It’s an exciting time to be an artist of faith. Whereas, as recent as five to ten years ago, when the dialogue centered around the hurt and rejection experienced by artists in the church, today’s books, blogs, conferences and conversations are beginning to center more on how to equip, empower, and challenge the artists among us. These are certainly exciting times for the artist of faith, creatively and spiritually.
Here is a listing of the most popular blog entries on this website during 2013. I know there are hundreds of new subscribers to this site just over the past year, so this may be helpful to you to catch up on the dialogue. I encourage you to look up some of my previous blogs—and also I encourage you to continue to be bold in your faith, and true to your art.
Why 81? I could have kept going, but truthfully I got tired of writing and I needed to publish. Thanks to the many dozen or more people who reposted this blog—it was easily the most popular post of 2013.
One of my personal favorites, this is a philosophical treatise on the nature of the arts from a Christian perspective. It seemingly captured the imaginations of many. Thanks to The Worship Studio and other sites for reposting.
I’m really big on knowing not just what to do, but to be critically thoughtful about why we do it. In other words, our motives should dictate our methods. And if we were truly honest with ourselves, I think we are motivated way too much by what is cool or what furthers our agendas, instead of the real issues of art, faith, community, and love. This is the follow-up blog to the “81 Things” blog above.
Contrary to what I said at the beginning of this article, there are still many artists of faith who feel out of place in the church: “The church still really doesn’t know what to do with most artists.” Some of you privately commented with me your own stories—some painful and some encouraging—of how this resonated with you.
I’ve met many people who discovered their artistic side later in life—latent painters, musicians, photographers, and the like.
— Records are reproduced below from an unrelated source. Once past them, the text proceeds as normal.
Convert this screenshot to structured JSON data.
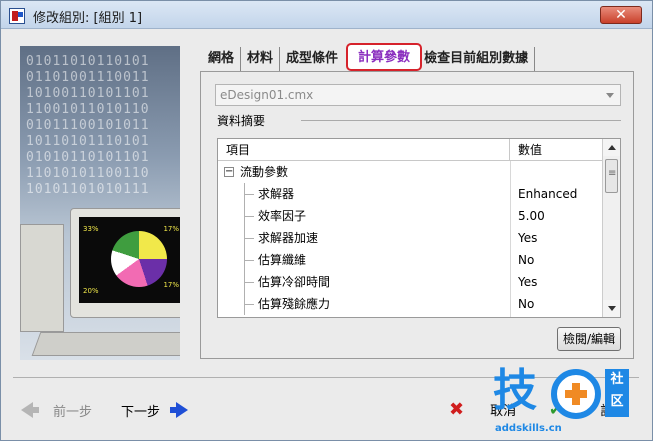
{
  "window": {
    "title": "修改組別: [組別 1]",
    "close_label": "✕"
  },
  "side_image": {
    "binary_lines": [
      "01011010110101",
      "01101001110011",
      "10100110101101",
      "11001011010110",
      "01011100101011",
      "10110101110101",
      "01010110101101",
      "11010101100110",
      "10101101010111"
    ],
    "pie_labels": [
      "33%",
      "17%",
      "20%",
      "17%"
    ]
  },
  "tabs": [
    {
      "label": "網格",
      "active": false
    },
    {
      "label": "材料",
      "active": false
    },
    {
      "label": "成型條件",
      "active": false
    },
    {
      "label": "計算參數",
      "active": true
    },
    {
      "label": "檢查目前組別數據",
      "active": false
    }
  ],
  "panel": {
    "design_select_value": "eDesign01.cmx",
    "summary_label": "資料摘要",
    "table": {
      "headers": [
        "項目",
        "數值"
      ],
      "group": {
        "expander": "−",
        "label": "流動參數"
      },
      "rows": [
        {
          "label": "求解器",
          "value": "Enhanced"
        },
        {
          "label": "效率因子",
          "value": "5.00"
        },
        {
          "label": "求解器加速",
          "value": "Yes"
        },
        {
          "label": "估算纖維",
          "value": "No"
        },
        {
          "label": "估算冷卻時間",
          "value": "Yes"
        },
        {
          "label": "估算殘餘應力",
          "value": "No"
        }
      ]
    },
    "edit_button": "檢閱/編輯"
  },
  "footer": {
    "prev_label": "前一步",
    "next_label": "下一步",
    "cancel_label": "取消",
    "ok_fragment": "記"
  },
  "watermark": {
    "glyph": "技",
    "tag": "社区",
    "url": "addskills.cn"
  },
  "colors": {
    "highlight_border": "#d6222b",
    "active_tab_text": "#8a2dbf",
    "next_arrow": "#1f4fd6",
    "cancel_x": "#d01d1d",
    "watermark_blue": "#1e88e5",
    "watermark_orange": "#f08a24"
  }
}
But what I didn’t expect was that I was living with one. This is the heartfelt story of how my wife began to explore the artist inside of her through a mixed media class she took last year.
Artists face many risks in artmaking—commercial, ethical, social, and artistic risks, as well as the risk of being misunderstood. This blog explores the risk of art, and delves into different artists who took risks, from Michelangelo to Bono to T. S. Eliot to Bob Dylan.
Unsurprisingly, worship is one of my passions. This is an excerpt from a message I preached to my congregation regarding a more fully-orbed definition of what the “heart” means, and it’s implications on worship. Warning: It’s not what you might think.
[Artist Credit: The artwork above, “Love Came Down,” was painted by Katie Murphy during a recent Advent worship service. Also, if you haven’t picked up Imagine That: Discovering Your Unique Role as a Christian Artist, please check it out!]